What the task requires:
Write out each line of the records that has "Storage" in it.

The input:
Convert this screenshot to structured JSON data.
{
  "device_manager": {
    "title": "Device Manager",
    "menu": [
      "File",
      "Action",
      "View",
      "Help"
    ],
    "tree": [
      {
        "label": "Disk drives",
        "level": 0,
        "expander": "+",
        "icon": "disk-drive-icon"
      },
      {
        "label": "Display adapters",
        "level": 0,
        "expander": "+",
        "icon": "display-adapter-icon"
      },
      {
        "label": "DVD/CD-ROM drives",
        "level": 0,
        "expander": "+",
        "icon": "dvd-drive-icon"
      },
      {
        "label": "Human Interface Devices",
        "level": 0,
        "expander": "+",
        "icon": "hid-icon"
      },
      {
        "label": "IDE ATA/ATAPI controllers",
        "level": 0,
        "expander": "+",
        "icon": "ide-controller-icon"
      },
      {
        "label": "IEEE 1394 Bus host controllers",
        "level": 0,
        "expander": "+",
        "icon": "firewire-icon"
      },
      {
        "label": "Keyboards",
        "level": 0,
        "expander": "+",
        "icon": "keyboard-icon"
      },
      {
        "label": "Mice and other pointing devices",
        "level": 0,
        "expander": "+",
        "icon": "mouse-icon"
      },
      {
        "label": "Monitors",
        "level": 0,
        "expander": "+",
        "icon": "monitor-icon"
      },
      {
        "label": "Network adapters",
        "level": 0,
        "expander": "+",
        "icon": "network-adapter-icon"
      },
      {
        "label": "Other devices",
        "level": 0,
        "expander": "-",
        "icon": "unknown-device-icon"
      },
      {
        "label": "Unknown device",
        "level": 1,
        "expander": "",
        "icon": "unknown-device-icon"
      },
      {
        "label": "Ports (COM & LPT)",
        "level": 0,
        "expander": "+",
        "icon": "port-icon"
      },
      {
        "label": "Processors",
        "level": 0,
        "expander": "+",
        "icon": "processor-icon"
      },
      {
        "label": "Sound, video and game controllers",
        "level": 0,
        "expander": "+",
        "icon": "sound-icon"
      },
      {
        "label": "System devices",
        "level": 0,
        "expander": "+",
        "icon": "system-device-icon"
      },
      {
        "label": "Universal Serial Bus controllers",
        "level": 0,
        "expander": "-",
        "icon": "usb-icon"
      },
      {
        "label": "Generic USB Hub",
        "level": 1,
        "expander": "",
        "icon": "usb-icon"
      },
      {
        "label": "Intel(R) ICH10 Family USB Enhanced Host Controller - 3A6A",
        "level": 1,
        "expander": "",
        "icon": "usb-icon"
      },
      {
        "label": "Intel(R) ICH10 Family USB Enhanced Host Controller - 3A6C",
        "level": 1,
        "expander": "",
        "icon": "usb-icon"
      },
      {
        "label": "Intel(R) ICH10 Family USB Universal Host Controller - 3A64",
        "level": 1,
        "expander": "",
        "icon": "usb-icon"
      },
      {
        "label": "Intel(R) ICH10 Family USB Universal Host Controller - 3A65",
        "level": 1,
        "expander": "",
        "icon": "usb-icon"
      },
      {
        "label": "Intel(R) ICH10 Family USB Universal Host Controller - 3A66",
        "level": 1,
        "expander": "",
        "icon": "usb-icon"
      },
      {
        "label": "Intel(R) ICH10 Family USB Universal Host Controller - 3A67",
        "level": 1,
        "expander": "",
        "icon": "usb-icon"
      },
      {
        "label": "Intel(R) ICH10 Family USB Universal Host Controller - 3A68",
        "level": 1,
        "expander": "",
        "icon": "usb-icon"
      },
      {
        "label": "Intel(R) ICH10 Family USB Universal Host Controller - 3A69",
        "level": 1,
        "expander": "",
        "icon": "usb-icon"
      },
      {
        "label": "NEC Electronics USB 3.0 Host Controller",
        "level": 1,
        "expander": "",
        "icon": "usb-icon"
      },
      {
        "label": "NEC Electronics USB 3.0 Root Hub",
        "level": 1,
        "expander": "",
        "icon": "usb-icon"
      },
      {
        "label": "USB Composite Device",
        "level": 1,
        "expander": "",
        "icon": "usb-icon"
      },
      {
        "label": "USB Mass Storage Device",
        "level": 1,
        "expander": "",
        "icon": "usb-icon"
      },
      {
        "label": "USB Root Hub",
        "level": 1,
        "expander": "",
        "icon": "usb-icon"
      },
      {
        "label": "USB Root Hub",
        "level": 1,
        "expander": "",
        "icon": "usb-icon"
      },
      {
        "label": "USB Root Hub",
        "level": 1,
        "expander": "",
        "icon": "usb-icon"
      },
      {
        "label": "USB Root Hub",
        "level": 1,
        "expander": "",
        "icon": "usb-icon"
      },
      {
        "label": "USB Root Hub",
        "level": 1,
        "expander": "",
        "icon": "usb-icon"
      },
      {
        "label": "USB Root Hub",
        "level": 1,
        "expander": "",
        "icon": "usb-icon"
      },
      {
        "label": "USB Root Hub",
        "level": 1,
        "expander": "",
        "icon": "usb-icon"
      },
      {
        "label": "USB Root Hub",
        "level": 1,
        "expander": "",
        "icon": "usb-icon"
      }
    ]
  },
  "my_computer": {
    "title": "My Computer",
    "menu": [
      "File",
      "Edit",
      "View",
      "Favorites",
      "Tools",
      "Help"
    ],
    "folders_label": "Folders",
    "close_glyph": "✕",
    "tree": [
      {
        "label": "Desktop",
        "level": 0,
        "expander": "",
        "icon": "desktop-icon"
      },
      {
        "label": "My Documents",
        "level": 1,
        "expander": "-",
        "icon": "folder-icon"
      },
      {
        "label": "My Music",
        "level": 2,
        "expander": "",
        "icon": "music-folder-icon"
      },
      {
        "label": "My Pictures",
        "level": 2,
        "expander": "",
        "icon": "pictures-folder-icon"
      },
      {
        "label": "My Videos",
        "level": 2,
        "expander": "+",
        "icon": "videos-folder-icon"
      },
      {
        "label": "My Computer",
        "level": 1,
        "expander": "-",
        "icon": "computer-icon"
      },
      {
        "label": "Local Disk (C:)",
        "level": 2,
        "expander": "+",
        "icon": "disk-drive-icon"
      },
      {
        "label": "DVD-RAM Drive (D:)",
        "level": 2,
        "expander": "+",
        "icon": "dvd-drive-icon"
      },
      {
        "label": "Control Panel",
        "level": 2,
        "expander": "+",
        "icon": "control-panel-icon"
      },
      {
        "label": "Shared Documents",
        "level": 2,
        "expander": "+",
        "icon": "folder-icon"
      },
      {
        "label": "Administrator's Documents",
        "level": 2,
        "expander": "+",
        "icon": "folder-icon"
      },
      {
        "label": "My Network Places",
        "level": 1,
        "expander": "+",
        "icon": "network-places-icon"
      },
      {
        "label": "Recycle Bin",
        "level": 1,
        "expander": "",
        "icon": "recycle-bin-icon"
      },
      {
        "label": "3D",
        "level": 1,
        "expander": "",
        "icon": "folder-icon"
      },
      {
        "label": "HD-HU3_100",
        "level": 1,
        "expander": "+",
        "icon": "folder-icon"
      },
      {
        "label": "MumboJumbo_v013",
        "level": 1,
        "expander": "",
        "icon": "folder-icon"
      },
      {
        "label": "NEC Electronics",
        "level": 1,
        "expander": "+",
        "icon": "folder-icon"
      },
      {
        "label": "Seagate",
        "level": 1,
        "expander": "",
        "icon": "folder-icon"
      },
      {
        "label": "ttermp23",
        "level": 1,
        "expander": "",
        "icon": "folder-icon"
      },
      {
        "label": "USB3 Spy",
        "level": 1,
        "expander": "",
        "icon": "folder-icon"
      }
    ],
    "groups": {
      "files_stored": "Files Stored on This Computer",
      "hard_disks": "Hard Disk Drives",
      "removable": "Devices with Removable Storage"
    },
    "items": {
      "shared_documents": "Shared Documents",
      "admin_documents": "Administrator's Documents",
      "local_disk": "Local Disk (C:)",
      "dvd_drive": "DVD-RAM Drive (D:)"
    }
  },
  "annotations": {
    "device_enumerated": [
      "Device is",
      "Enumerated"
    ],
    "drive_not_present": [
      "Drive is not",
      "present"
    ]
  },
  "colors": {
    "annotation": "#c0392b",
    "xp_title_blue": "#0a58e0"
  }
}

Task answer:
        "label": "USB Mass Storage Device",
      "removable": "Devices with Removable Storage"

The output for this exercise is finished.